Research unveils mystery of HIV’s death pathway
Virus strains affect CD8 T-cells differently
Why do some HIV-infected people suddenly develop full-blown AIDS after harboring the virus for years without showing many symptoms?
In a study reported in the Sept. 10 issue of Nature, a group of microbiologists suggests that strains of the AIDS virus appear to use the immune system’s own virus-fighting capabilities to trigger a mass suicide of immune cells.1
The immune cells, called CD8 T-cells, are often referred to as "killer" T-cells and are the body’s primary disease-fighting weapon. The number of CD8 cells remains very stable until one or two years before the onset of AIDS. A massive death of CD8 cells will exhaust the patient’s immune system and increase the risk of pneumonia and other infections that lead to death.
In laboratory experiments conducted thus far, researchers have identified the means by which the virus affects the CD8 cells, and at least one HIV strain that seems to trigger the dramatic cell suicide.

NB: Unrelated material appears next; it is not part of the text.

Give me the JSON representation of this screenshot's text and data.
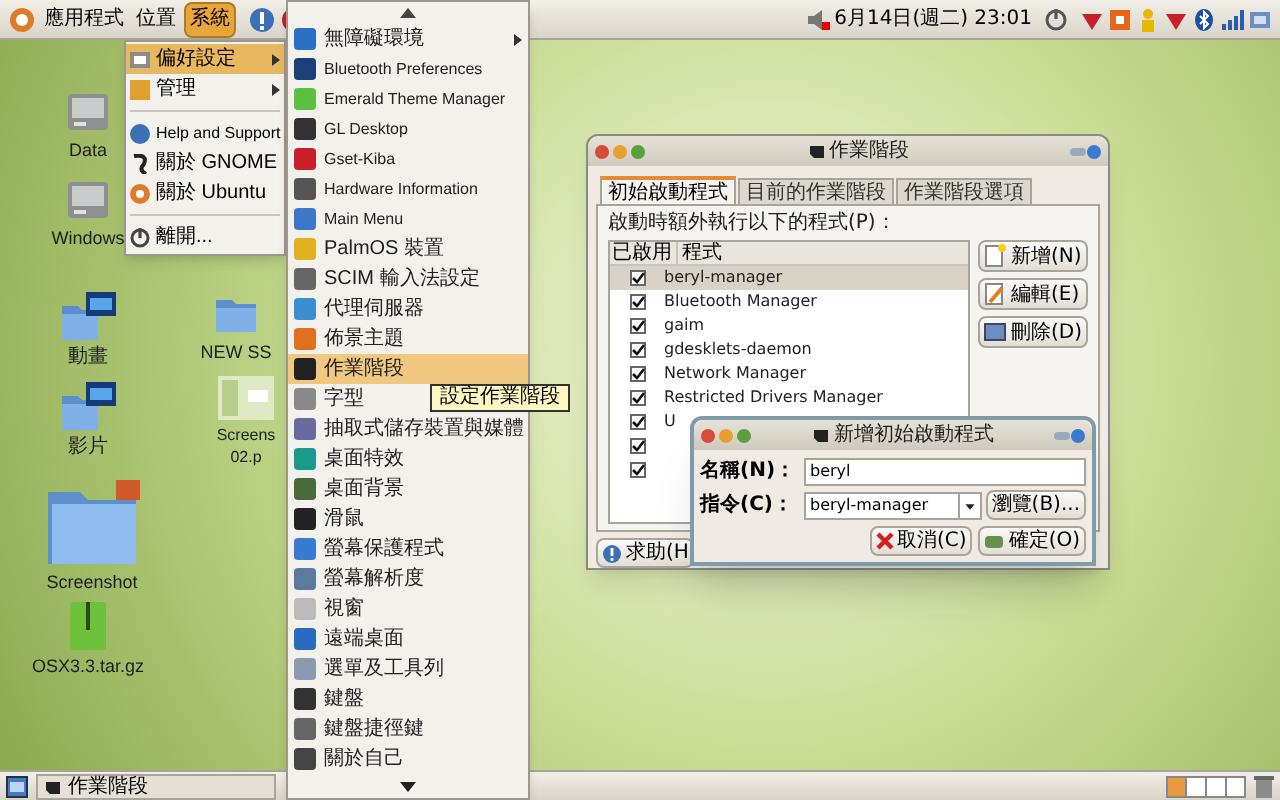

The findings could help drug makers identify new ways to prevent the virus from attacking CD8 cells, says George Herbein, MD, PhD, assistant professor of internal medicine at the University of Texas Medical Branch at Galveston. "Even more importantly, patients receiving current vaccines that involve the gp120 envelope protein should be closely monitored for effects on CD8 T-cells," adds Herbein. (See related story, p. 133.)
The missing link
Researchers have long known that HIV infects one type of immune cell — the CD4 or "helper" T-cell — by locking onto a molecule on the cell wall and invading the cell. Measurements of CD4 cell levels are used as a marker of a patient’s pro gress. High levels of T-cells are a good sign; low levels indicate advancing disease. Levels of the virus-fighting CD8 cells, thought to have better protection from HIV, also have been used as an indicator of how well the body is fending off the AIDS virus.
However, the cause of the quick and massive death of CD8 cells has been a mystery. It is not understood how HIV can affect CD8 cells, because CD8 cells lack a key molecule known as the CD4 adaptor, which is present on helper T-cells and allows HIV to gain entry to a cell. CD8 cells are not infected by the AIDS virus, so researchers weren’t sure why CD8 cells died during HIV disease.
Researchers say the "death pathway" is a complex and dynamic process involving communication between CD8 T-cells and macrophages, another population of immune cells. They also found that different HIV strains affect CD8 cells differently.
A strain of virus known as syncytium-inducing (SI) strain, which appears late in the course of HIV infection, binds to a molecule known as CXCR4, which is present on both CD8 cells and on macrophages. This CXCR4 binding triggers apoptosis — death — in CD8 cells.
When SI strains are present with other strains of the virus, called non-syncytium-inducing (NSI) strains, CD8 cell death is more moderate. In the early stages of infection, patients generally have NSI strains. SI strains don’t appear until later in the disease.
Why should the death signal be sent in the first place? Researchers say the virus may reduce the immune system’s "social control" over its own cells. The regulation of programmed cell death, it seems, is coupled with the processes of cell differentiation, proliferation, and migration.
"Because CD8 T-cells are professional killers, they may do serious harm if they end up in the wrong place," says Jean Claude Ameisen,PhD, of Hopital Bichat/Universite Paris, in an essay accompanying the study.2 Also, because CD8 cells are thought to limit the spread of infection, the failure of the CD8 function could contribute to the development of AIDS, adds Herbein.
1. Herbein G, Mahlknecht U, Batiwalla F. Apoptosis of CD8+ T cells is mediated by macrophage through interaction of HIV gp120 with chemokine receptor CXCR4. Nature 1998; 395:189-194.
2. Ameisen J. Setting death in motion. Nature 1998; 395: 117-118.